-- Opening Marker --
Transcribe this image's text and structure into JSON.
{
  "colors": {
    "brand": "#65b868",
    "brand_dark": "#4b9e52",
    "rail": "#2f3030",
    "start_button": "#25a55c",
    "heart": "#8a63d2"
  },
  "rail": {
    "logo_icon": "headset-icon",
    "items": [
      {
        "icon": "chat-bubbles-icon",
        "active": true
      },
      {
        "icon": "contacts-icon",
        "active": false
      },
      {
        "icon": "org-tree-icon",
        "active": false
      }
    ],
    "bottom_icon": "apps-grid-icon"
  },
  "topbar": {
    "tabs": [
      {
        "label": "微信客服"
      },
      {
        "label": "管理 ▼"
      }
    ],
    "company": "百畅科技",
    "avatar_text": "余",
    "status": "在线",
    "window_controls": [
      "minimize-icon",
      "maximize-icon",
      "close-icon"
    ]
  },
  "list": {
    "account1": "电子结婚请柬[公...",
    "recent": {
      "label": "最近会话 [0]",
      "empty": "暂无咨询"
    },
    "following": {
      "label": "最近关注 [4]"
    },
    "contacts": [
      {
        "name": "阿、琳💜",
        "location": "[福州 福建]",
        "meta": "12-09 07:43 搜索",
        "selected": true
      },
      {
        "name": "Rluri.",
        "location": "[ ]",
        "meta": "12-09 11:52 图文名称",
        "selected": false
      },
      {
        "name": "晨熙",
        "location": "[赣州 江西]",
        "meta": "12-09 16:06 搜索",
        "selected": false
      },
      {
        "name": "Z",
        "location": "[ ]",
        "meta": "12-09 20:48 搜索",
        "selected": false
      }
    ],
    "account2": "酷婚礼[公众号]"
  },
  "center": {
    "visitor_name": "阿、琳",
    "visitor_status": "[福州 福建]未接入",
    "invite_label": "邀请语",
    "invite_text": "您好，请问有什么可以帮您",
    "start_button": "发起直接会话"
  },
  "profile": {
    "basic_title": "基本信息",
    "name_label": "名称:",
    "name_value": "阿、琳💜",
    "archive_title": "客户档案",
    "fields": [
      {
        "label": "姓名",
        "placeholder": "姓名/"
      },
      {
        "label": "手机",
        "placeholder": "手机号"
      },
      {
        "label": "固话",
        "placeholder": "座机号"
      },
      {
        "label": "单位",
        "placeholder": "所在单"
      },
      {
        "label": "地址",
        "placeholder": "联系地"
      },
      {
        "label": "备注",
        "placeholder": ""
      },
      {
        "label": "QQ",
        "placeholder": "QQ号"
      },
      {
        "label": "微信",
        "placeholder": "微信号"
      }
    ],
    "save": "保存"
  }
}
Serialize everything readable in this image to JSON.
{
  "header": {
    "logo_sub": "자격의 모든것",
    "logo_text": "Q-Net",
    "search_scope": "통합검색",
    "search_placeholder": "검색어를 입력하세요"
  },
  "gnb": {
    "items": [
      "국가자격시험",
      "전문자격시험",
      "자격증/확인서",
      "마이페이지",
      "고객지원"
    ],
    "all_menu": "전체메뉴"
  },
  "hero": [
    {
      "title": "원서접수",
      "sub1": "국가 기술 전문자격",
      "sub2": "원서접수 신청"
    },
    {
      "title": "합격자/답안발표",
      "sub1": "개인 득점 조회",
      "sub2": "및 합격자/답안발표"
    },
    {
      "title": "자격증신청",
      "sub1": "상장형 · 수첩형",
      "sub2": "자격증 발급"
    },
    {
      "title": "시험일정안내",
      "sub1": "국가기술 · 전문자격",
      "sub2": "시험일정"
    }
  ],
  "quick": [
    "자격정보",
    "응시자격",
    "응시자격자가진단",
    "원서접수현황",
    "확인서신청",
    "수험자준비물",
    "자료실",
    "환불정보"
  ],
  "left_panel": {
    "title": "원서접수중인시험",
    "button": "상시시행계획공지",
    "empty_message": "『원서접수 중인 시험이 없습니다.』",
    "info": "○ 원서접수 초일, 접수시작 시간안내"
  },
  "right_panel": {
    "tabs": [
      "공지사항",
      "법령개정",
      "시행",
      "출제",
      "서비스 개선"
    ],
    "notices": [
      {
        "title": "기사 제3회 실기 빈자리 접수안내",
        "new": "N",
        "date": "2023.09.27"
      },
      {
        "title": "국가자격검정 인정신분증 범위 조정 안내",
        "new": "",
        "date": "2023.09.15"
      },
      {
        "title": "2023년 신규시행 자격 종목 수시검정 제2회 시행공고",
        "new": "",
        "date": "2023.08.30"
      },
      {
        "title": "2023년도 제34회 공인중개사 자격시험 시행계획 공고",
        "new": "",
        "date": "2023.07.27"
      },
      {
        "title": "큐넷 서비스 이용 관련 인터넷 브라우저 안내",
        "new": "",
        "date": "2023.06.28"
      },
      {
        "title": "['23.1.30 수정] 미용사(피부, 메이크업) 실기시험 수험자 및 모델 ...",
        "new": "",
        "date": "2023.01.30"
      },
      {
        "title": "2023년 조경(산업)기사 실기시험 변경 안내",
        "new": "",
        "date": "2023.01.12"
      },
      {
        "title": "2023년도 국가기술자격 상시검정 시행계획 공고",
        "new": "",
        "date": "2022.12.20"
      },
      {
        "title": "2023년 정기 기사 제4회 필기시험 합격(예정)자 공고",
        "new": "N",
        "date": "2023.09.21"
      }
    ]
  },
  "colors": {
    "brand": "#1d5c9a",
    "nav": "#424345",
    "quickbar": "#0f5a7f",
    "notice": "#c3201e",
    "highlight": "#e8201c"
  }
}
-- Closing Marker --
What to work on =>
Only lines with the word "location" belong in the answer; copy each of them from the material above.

Exercise solution =>
        "location": "[福州 福建]",
        "location": "[ ]",
        "location": "[赣州 江西]",
        "location": "[ ]",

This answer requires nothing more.